The charge of the cerium (Ce) ions in CeIrSn averages as being in between the +3 and +4 states. This intermediate valence behaviour leads to complex magnetic properties. If the mean valence was closer to +3, the partly filled f-orbitals would behave as localised magnetic moments. In CeIrSn, however, they interact with the electrons in the conduction band causing heavy fermion behaviour.
Usually, when valence fluctuating behaviour is observed, the volume of the material increases with temperature. However, this study, published in Physical Review Letters, finds that, for CeIrSn at very low temperatures, the opposite is true.
Using inelastic neutron scattering on Merlin and X-ray photoelectron spectroscopy on the P22 beamline at PETRA-III, the researchers found that the material is deep inside the valence fluctuating region and exhibits negative thermal expansion behaviour below 2 K. Further, muon spin rotation and magnetostriction reveal unusual behaviour, the presence of low temperature anti-ferromagnetic correlations.
To investigate whether this was the case, the group carried out muon spin relaxation measurements on EMU. These measurements supported their interpretation and provided microscopic evidence for antiferromagnetic correlations developing at temperatures well below the Kondo temperature.
By comparing their results for CeIrSn with the isostructural CeRhSn, the researchers suggest that this particularly unusual magnetic behaviour is due to geometrical frustration within the Kagome lattice of the materials' structure.
This work will generate great interest in condensed matter physics, both experimentally and theoretically, as the coexistence of these two contrasting degrees of freedom of 4f-electrons has previously not been observed.
The full paper can be found online at DOI: 10.1103/PhysRevLett.126.217202
Zero field µSR spectra at various temperatures, (b) Temperature dependence of
the slow and the fast relaxations and inset shows the initial asymmetries. (c)
Inelastic neutron response revealing the broad magnetic scattering above 60 meV

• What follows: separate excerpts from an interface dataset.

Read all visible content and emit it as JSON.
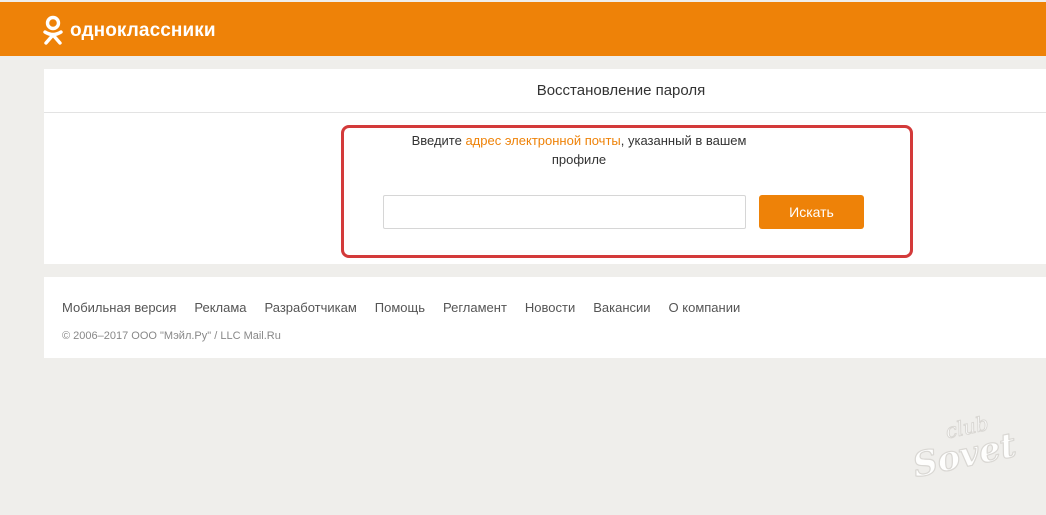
{
  "header": {
    "logo_text": "одноклассники",
    "logo_icon": "ok-icon",
    "brand_color": "#ee8208"
  },
  "recovery": {
    "title": "Восстановление пароля",
    "prompt_before": "Введите ",
    "prompt_link": "адрес электронной почты",
    "prompt_after": ", указанный в вашем профиле",
    "email_value": "",
    "search_label": "Искать",
    "highlight_color": "#d33a3a"
  },
  "footer": {
    "links": [
      "Мобильная версия",
      "Реклама",
      "Разработчикам",
      "Помощь",
      "Регламент",
      "Новости",
      "Вакансии",
      "О компании"
    ],
    "copyright": "© 2006–2017 ООО \"Мэйл.Ру\" / LLC Mail.Ru"
  },
  "watermark": {
    "text": "clubSovet"
  }
}
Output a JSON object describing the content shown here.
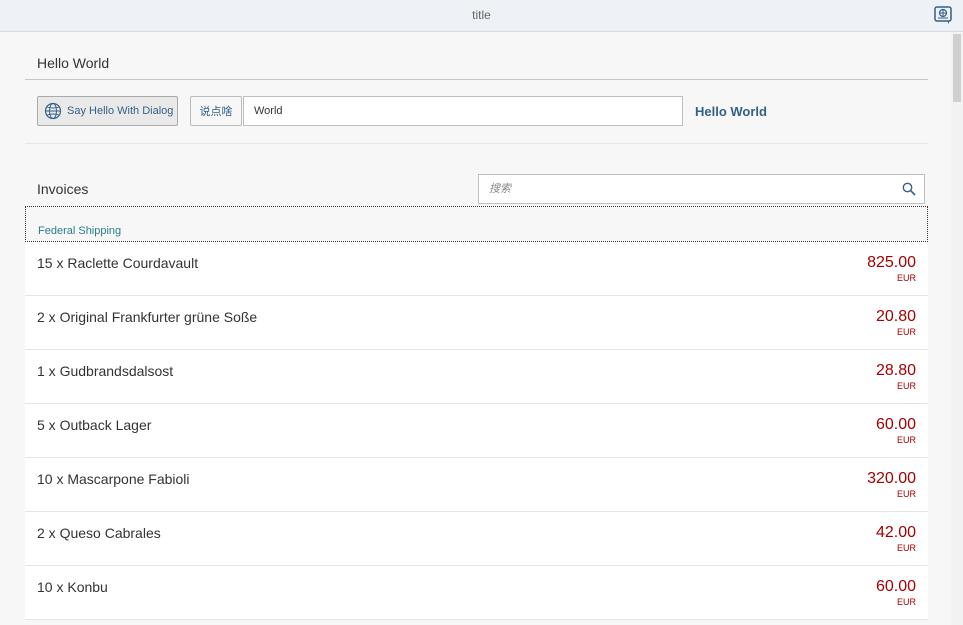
{
  "shell": {
    "title": "title",
    "icon": "shell-info-icon"
  },
  "panel": {
    "title": "Hello World",
    "hello_dialog_button": "Say Hello With Dialog",
    "say_button": "说点啥",
    "name_input_value": "World",
    "hello_text": "Hello World"
  },
  "invoices": {
    "title": "Invoices",
    "search_placeholder": "搜索",
    "group_header": "Federal Shipping",
    "currency_color": "#a50000",
    "items": [
      {
        "description": "15 x Raclette Courdavault",
        "amount": "825.00",
        "currency": "EUR"
      },
      {
        "description": "2 x Original Frankfurter grüne Soße",
        "amount": "20.80",
        "currency": "EUR"
      },
      {
        "description": "1 x Gudbrandsdalsost",
        "amount": "28.80",
        "currency": "EUR"
      },
      {
        "description": "5 x Outback Lager",
        "amount": "60.00",
        "currency": "EUR"
      },
      {
        "description": "10 x Mascarpone Fabioli",
        "amount": "320.00",
        "currency": "EUR"
      },
      {
        "description": "2 x Queso Cabrales",
        "amount": "42.00",
        "currency": "EUR"
      },
      {
        "description": "10 x Konbu",
        "amount": "60.00",
        "currency": "EUR"
      }
    ]
  }
}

at low-Q. (d) Ce 3d core-level spectrum from hard x-ray photoelectron
spectroscopy (HAXPES). The red and orange curves shows theoretical simulations.